[[ Data supplied, beginning ]]
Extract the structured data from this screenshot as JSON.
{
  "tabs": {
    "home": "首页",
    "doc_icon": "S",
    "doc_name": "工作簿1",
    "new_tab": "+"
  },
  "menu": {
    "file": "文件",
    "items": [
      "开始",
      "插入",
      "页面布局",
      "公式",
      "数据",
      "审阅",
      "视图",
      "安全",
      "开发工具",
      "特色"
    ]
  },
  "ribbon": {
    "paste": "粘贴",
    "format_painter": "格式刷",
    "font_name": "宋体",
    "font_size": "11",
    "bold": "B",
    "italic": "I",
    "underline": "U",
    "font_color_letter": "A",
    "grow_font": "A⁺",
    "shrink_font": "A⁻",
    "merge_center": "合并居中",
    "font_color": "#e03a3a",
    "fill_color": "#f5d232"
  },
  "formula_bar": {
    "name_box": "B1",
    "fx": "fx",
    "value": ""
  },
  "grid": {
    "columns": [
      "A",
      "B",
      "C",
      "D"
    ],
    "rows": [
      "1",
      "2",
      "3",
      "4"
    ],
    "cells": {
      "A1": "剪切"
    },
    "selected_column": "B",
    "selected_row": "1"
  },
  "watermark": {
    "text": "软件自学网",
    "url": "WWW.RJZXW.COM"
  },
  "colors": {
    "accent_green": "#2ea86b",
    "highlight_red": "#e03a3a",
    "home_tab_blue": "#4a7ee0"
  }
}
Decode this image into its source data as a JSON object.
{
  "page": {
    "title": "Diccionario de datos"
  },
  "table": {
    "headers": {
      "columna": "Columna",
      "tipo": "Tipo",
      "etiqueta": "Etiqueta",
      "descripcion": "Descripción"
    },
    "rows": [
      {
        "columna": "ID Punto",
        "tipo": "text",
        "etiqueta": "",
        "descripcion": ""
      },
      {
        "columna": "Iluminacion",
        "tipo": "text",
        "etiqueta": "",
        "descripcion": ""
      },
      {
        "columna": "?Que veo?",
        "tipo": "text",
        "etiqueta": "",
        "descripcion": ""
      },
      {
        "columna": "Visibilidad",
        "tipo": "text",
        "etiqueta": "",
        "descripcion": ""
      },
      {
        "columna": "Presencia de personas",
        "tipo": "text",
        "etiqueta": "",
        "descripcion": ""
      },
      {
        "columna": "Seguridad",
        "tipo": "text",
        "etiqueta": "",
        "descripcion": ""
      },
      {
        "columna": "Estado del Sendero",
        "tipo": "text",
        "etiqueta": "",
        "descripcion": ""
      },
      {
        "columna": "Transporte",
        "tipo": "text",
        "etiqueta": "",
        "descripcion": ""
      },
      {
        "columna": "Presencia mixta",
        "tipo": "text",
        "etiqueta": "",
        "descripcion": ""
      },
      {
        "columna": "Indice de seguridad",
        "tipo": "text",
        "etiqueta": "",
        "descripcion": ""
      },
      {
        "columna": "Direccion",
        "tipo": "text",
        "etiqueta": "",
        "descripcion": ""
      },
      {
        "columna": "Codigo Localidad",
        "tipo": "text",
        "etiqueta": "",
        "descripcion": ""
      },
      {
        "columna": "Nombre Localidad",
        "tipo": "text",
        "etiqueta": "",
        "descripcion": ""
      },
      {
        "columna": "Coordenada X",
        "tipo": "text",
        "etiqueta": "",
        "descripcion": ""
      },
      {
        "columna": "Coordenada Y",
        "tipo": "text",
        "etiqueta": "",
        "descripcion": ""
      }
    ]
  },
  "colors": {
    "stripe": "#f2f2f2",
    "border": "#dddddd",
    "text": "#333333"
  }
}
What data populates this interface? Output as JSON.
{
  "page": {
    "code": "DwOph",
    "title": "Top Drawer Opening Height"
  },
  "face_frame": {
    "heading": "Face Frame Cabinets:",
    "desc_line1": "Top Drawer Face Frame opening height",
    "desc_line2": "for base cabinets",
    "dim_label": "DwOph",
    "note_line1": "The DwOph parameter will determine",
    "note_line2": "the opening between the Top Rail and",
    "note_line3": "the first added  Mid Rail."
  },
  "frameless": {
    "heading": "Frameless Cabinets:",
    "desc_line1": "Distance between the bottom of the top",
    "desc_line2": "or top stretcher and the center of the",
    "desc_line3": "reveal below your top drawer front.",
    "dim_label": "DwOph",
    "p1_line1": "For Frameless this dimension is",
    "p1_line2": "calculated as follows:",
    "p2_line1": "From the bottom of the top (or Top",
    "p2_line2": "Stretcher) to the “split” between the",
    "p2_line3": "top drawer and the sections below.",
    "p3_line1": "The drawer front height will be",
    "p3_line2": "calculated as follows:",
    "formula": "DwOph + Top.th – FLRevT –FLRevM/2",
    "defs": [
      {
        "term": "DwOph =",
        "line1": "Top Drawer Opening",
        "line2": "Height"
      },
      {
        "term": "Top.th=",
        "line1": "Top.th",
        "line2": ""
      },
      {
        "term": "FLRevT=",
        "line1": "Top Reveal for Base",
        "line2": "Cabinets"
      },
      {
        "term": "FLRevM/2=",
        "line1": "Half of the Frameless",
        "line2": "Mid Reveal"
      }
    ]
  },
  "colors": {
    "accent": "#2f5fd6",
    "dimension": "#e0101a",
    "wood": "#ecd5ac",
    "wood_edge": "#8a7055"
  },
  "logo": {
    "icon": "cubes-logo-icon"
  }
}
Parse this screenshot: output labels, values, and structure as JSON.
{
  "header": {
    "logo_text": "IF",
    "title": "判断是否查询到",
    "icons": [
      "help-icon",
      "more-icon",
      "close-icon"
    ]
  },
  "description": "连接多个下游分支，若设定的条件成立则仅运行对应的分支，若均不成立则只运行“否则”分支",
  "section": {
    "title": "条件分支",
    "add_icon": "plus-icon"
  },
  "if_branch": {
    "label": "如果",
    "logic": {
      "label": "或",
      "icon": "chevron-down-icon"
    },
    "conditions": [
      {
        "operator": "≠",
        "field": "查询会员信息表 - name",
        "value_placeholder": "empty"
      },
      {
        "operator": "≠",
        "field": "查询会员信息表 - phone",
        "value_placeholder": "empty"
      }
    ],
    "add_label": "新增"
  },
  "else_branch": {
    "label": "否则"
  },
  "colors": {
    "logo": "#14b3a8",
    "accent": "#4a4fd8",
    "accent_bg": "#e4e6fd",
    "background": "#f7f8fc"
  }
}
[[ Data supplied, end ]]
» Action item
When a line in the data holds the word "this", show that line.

» Solution
Extract the structured data from this screenshot as JSON.
Decode this image into its source data as a JSON object.
What data populates this interface? Output as JSON.
    "p1_line1": "For Frameless this dimension is",
Parse this screenshot: output labels, values, and structure as JSON.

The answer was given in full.